Words Matter! Mastering Inclusive Cueing.Dec 04, 2018
When teaching a choreographed class, the instructors ability to cue to a group of people made up of different learning styles and fitness levels can make or break a class. Most of us aren’t born with the ability to cue beautifully while teaching to music, but it can be learned and perfected! Our goal as instructors should always be to lead classes where our students leave feeling successful and accomplished. This can be tricky when you are trying to challenge one side of the room while modifying for the other.
If taught correctly, it is possible to have a brand-new participant and fitness junkie in the same class and provide both with a fantastic workout! Most of the time, participants will pick a spot in class based on how comfortable they feel. At the front of the room, you have your most confident participants and often the regulars. Next, you have your intermediate students in the middle of the room who feel comfortable in class but aren’t ready to park it in the front of the room yet. Then, there are the new students who are hiding in the back. When cueing, you want to offer the intermediate option first, then quickly go back and offer a regression to those that need it, so they feel successful. Finally, offer the progression for the more advanced students. Most of the time, your advanced students are already performing the progression. We call this the “sandwich method,” and it helps get everyone in the room moving quickly and safely.
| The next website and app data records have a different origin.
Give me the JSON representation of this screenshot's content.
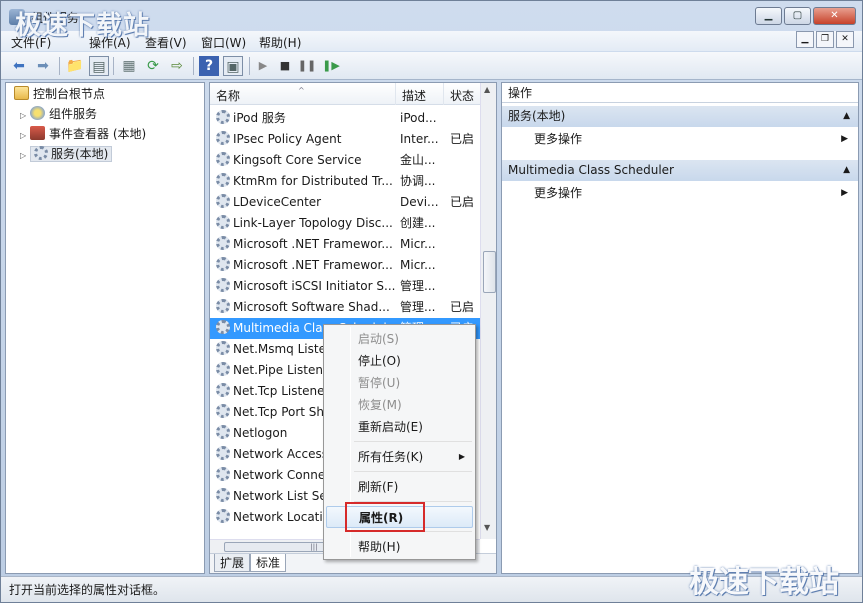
{
  "window": {
    "title": "组件服务"
  },
  "watermark": {
    "top": "极速下载站",
    "bottom": "极速下载站"
  },
  "menubar": {
    "items": [
      "文件(F)",
      "操作(A)",
      "查看(V)",
      "窗口(W)",
      "帮助(H)"
    ]
  },
  "toolbar": {
    "icons": [
      "back-icon",
      "forward-icon",
      "up-icon",
      "show-hide-tree-icon",
      "export-icon",
      "refresh-icon",
      "export-list-icon",
      "help-icon",
      "properties-icon",
      "play-icon",
      "stop-icon",
      "pause-icon",
      "restart-icon"
    ]
  },
  "tree": {
    "root": "控制台根节点",
    "items": [
      "组件服务",
      "事件查看器 (本地)",
      "服务(本地)"
    ]
  },
  "list": {
    "columns": {
      "name": "名称",
      "desc": "描述",
      "status": "状态"
    },
    "rows": [
      {
        "name": "iPod 服务",
        "desc": "iPod...",
        "status": ""
      },
      {
        "name": "IPsec Policy Agent",
        "desc": "Inter...",
        "status": "已启"
      },
      {
        "name": "Kingsoft Core Service",
        "desc": "金山...",
        "status": ""
      },
      {
        "name": "KtmRm for Distributed Tr...",
        "desc": "协调...",
        "status": ""
      },
      {
        "name": "LDeviceCenter",
        "desc": "Devi...",
        "status": "已启"
      },
      {
        "name": "Link-Layer Topology Disc...",
        "desc": "创建...",
        "status": ""
      },
      {
        "name": "Microsoft .NET Framewor...",
        "desc": "Micr...",
        "status": ""
      },
      {
        "name": "Microsoft .NET Framewor...",
        "desc": "Micr...",
        "status": ""
      },
      {
        "name": "Microsoft iSCSI Initiator S...",
        "desc": "管理...",
        "status": ""
      },
      {
        "name": "Microsoft Software Shad...",
        "desc": "管理...",
        "status": "已启"
      },
      {
        "name": "Multimedia Class Schedul...",
        "desc": "管理...",
        "status": "已启"
      },
      {
        "name": "Net.Msmq Listener Adapter",
        "desc": "",
        "status": ""
      },
      {
        "name": "Net.Pipe Listener Adapter",
        "desc": "",
        "status": ""
      },
      {
        "name": "Net.Tcp Listener Adapter",
        "desc": "",
        "status": ""
      },
      {
        "name": "Net.Tcp Port Sharing Service",
        "desc": "",
        "status": ""
      },
      {
        "name": "Netlogon",
        "desc": "",
        "status": ""
      },
      {
        "name": "Network Access Protection",
        "desc": "",
        "status": ""
      },
      {
        "name": "Network Connections",
        "desc": "",
        "status": ""
      },
      {
        "name": "Network List Service",
        "desc": "",
        "status": ""
      },
      {
        "name": "Network Location Awareness",
        "desc": "",
        "status": ""
      }
    ],
    "tabs": [
      "扩展",
      "标准"
    ]
  },
  "actions": {
    "title": "操作",
    "group1": "服务(本地)",
    "group1_item": "更多操作",
    "group2": "Multimedia Class Scheduler",
    "group2_item": "更多操作"
  },
  "context_menu": {
    "start": "启动(S)",
    "stop": "停止(O)",
    "pause": "暂停(U)",
    "resume": "恢复(M)",
    "restart": "重新启动(E)",
    "all_tasks": "所有任务(K)",
    "refresh": "刷新(F)",
    "properties": "属性(R)",
    "help": "帮助(H)"
  },
  "status": {
    "text": "打开当前选择的属性对话框。"
  }
}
As instructors, we want to avoid using terms like level 1, 2, & 3. No one likes admitting they need to do the level 1 option when their neighbor is on level 20. When possible, avoid labeling variations as level 1, 2, or 3, and instead try saying option 1, 2, or 3. Then is sounds like they are just choosing the “option” they like best. Everyone is working at their own level and feel successful.
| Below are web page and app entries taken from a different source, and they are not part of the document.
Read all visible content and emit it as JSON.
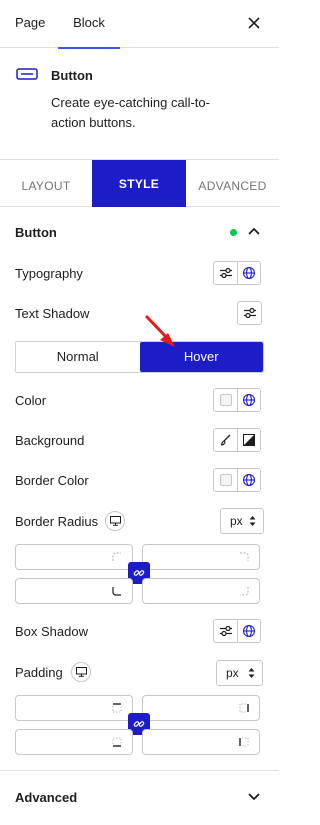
{
  "header": {
    "tabs": [
      {
        "label": "Page"
      },
      {
        "label": "Block"
      }
    ],
    "close_icon": "close-icon"
  },
  "block": {
    "icon": "button-icon",
    "title": "Button",
    "description": "Create eye-catching call-to-action buttons."
  },
  "mode_tabs": [
    {
      "label": "LAYOUT"
    },
    {
      "label": "STYLE",
      "active": true
    },
    {
      "label": "ADVANCED"
    }
  ],
  "button_section": {
    "title": "Button",
    "status_color": "#00c853",
    "typography_label": "Typography",
    "text_shadow_label": "Text Shadow",
    "state_toggle": {
      "normal": "Normal",
      "hover": "Hover",
      "active": "Hover"
    },
    "color_label": "Color",
    "background_label": "Background",
    "border_color_label": "Border Color",
    "border_radius": {
      "label": "Border Radius",
      "unit": "px"
    },
    "box_shadow_label": "Box Shadow",
    "padding": {
      "label": "Padding",
      "unit": "px"
    }
  },
  "advanced_section": {
    "title": "Advanced"
  },
  "colors": {
    "accent": "#1d1dc8",
    "tab_underline": "#3858e9",
    "status": "#00c853"
  }
}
We want every student to leave class feeling like they worked THEIR hardest. If they are constantly choosing what you call the “easy or easier” option, they are not going to feel like they worked very hard or did their best. On the flip side, some students may feel like they always must choose the “hardest” option even if that’s not the best option for their body which could lead to injury. Try giving cues such as…. “If you need a little less, put your heels down.” “If you need a little more releve´ onto your toes.” “If you’re feeling feisty today try….” “If you’re ready to kick it up a notch try….” “If you need to protect your knees today….” We also want to avoid saying things like…. “If you can’t do plank on your toes, drop down to your knees.” All students hear in that sentence is CAN’T which immediately makes them feel like a failure. Instead we could say…. “If you don’t love how plank feels from your toes, give it a try on your knees.” Then everyone leaves class feeling successful!
Additionally, we want to avoid using the word DON’T. Participants instinctively want to do what they hear the instructor cue. When students hear, “Don’t over arch your lower back,” they immediately think about what overarching feels like. Instead, cue the desired behavior you want. For example, “only lift your leg as high as you can while maintaining a flat back and neutral pelvis.” Cueing in this manner is more likely to evoke a positive response from your students.
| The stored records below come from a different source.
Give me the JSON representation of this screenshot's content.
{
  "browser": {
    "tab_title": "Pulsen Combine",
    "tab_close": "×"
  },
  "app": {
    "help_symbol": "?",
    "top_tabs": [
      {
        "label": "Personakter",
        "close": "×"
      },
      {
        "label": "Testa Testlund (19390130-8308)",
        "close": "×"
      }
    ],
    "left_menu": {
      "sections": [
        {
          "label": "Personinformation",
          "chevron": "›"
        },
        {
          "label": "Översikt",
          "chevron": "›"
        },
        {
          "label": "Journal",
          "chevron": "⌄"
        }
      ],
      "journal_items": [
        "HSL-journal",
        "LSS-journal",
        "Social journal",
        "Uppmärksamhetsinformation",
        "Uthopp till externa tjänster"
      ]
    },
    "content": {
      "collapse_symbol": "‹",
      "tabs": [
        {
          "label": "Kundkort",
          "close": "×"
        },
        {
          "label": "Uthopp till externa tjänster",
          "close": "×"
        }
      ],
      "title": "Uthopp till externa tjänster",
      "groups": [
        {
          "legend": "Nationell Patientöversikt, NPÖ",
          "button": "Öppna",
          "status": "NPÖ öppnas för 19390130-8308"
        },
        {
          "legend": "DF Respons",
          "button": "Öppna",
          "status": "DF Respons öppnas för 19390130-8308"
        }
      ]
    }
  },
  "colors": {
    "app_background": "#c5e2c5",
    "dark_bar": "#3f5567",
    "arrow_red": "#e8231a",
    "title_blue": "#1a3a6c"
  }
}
These may seem like fairly basic concepts, but small changes in how you say certain things can have a big impact on how your students feel during and after your class! We want all our students to feel EMPOWERED to take control of their own workout and choosing the “option” that works best for them and feeling comfortable doing so, is the first step! I challenge you to change how you offer “modifications” and “progressions” in your classes this week and see if it evokes a positive response from your students.